Temporary Pain Relief
Ice and heat are both good options for temporary pain relief, and some people swear by ‘contrast bathing’ which involves alternating ice and heat to provide both short term pain relief and longer term help with healing. Depending on the injury you have, or the problem that you are trying to treat, you may find that ice is suitable in some cases, and that heat is better in other cases.4 Heat can reduce stiffness, while ice can help to numb pain and reduce inflammation. Both heat and ice can stop spasms.
One good general rule is that ice is useful for relatively new injuries since it can limit bruising and reduce pain, while heat is better for older injuries and long term conditions because it can increase blood flow and relax tense muscles.
What to Do With a Fresh Injury
If you’ve slipped and fallen, suffered a nasty bruise, or have a stiff neck, then the first thing you should do is assess the injury and consider how serious it is. Stop the activity that caused the injury, and avoid putting weight on the injured part.
If you’re confident that you haven’t broken a bone or suffered a dislocation, then you can follow the PRICE protocol:5
Protect the area from further damage, rest the injured limb (rest does not mean ‘stop moving completely’, but don’t return to vigorous activity until it’s better), use ice to reduce swelling and pain, apply gentle compression to reduce the swelling, and keep the injured limb elevated when you can.
Small amounts of gentle movement will promote circulation to the injured area and stop the limb from seizing up. It will also help to reduce the risk of the muscles atrophying, meaning that you’re less likely to suffer from more injuries in the future.
Stay mobile and active as much as you can, but aim to give the injury time to heal. If you do not notice an improvement in the injured area after a couple of days, or if the pain is very severe, seek medical advice.
If you are suffering from arthritis, sciatica, or some other form of longer-term pain, then heat treatments may be a better option than cold therapy. Your doctor will be able to advise you on the best form of self-care for the issue that you are having, and whether you can also use massage, aromatherapy, acupuncture or other complementary treatments to reduce chronic pain.

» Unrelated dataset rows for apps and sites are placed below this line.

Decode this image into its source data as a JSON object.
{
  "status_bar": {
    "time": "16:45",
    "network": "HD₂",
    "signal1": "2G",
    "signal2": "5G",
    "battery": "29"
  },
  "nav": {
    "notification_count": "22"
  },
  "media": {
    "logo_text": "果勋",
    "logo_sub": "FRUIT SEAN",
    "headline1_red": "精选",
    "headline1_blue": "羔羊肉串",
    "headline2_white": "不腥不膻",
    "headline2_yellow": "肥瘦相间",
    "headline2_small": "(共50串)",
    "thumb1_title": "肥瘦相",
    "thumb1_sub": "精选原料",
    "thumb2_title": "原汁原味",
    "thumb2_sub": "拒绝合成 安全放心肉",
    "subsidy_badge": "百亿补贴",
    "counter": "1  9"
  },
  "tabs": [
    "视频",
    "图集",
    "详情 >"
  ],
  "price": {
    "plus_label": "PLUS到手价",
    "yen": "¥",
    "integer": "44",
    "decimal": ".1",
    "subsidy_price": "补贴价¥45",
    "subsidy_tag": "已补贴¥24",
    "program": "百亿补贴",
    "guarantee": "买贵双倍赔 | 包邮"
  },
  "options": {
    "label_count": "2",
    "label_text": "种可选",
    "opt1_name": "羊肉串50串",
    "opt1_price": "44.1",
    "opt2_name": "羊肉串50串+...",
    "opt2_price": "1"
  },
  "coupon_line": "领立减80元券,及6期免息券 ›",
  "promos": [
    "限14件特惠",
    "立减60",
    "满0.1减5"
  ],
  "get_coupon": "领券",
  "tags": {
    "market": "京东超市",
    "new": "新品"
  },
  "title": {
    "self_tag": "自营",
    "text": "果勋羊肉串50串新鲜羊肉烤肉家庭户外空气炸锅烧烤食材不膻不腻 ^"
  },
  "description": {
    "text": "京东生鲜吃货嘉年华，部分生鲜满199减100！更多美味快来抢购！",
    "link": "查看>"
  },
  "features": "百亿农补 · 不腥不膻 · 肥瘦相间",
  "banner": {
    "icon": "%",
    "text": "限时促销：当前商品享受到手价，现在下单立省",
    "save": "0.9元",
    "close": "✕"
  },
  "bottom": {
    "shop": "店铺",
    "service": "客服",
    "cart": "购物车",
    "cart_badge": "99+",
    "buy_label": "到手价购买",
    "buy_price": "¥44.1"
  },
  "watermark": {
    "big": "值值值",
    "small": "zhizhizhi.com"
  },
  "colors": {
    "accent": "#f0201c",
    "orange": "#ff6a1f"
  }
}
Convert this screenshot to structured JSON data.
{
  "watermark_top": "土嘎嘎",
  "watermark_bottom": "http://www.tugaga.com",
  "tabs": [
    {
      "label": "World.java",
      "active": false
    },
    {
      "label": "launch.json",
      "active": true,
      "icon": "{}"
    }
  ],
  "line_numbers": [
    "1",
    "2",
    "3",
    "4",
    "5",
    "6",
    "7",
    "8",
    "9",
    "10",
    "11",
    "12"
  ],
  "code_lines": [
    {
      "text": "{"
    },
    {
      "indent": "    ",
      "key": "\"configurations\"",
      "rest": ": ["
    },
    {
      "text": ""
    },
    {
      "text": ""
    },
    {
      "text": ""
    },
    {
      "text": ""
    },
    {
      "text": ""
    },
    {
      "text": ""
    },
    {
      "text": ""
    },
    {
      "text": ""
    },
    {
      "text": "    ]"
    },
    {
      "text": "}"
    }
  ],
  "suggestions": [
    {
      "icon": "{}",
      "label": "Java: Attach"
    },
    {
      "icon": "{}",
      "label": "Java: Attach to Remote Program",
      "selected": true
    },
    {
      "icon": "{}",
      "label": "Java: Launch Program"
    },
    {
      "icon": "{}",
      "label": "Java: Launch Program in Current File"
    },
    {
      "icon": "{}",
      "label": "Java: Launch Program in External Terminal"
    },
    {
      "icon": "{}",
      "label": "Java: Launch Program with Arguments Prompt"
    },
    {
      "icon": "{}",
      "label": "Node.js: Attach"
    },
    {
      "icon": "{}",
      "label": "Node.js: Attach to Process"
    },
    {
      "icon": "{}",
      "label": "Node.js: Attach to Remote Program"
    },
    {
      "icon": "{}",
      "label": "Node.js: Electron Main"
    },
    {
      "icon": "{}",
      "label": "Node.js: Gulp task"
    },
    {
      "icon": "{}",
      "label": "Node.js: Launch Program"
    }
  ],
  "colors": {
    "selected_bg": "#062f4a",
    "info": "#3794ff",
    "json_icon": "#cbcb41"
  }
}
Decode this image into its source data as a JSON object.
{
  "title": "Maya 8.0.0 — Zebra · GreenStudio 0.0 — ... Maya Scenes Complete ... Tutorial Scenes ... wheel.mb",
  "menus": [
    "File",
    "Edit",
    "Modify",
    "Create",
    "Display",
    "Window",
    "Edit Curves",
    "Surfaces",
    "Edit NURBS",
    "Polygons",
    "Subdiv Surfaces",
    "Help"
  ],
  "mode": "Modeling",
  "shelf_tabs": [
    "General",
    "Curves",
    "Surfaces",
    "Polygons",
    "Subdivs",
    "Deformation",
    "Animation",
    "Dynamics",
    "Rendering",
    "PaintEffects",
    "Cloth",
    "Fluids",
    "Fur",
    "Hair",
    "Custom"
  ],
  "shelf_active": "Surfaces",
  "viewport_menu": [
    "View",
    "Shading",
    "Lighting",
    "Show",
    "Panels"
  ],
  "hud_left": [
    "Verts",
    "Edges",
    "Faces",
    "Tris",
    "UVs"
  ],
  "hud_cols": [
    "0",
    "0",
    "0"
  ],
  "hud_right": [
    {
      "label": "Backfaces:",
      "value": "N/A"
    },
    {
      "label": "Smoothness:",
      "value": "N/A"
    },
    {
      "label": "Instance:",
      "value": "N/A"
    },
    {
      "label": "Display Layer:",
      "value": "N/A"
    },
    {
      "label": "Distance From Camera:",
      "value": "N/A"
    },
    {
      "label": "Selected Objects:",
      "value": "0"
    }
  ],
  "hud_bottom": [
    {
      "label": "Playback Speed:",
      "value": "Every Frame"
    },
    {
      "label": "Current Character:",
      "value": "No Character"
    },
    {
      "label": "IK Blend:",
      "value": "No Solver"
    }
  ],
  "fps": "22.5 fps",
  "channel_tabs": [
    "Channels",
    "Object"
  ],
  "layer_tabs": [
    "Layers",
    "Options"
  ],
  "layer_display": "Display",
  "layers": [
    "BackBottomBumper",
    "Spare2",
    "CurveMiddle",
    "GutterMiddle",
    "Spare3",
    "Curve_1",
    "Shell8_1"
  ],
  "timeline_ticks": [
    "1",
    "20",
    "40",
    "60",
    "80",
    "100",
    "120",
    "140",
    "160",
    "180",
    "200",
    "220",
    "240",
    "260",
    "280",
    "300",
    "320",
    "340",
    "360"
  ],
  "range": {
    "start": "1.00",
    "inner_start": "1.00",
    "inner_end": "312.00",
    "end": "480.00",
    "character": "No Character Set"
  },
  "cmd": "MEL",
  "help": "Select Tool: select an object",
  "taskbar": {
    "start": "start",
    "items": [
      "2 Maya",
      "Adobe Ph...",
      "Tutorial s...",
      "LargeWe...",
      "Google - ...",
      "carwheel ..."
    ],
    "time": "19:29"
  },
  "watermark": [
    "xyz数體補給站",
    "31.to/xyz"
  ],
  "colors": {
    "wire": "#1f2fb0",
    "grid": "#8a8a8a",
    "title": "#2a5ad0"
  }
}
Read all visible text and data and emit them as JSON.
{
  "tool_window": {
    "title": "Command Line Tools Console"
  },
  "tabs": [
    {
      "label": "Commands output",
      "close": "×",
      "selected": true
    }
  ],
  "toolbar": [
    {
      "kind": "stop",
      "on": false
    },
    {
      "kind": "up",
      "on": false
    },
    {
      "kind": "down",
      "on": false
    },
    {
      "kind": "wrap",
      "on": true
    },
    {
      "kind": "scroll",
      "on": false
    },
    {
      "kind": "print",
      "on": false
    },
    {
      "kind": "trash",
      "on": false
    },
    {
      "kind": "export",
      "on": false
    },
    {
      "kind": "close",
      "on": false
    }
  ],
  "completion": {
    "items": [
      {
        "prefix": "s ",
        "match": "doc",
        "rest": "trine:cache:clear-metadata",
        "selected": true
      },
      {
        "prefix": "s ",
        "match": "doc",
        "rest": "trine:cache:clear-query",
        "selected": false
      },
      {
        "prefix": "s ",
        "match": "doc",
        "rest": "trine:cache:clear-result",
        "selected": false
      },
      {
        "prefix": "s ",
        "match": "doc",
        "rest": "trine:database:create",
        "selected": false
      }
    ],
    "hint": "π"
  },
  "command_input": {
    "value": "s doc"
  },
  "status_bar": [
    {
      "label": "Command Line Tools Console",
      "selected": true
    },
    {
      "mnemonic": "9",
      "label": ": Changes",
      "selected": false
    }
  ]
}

Photo credits: JacobLund/shutterstock.com, CascadeCreatives/shutterstock.com, JacobLund/shutterstock.com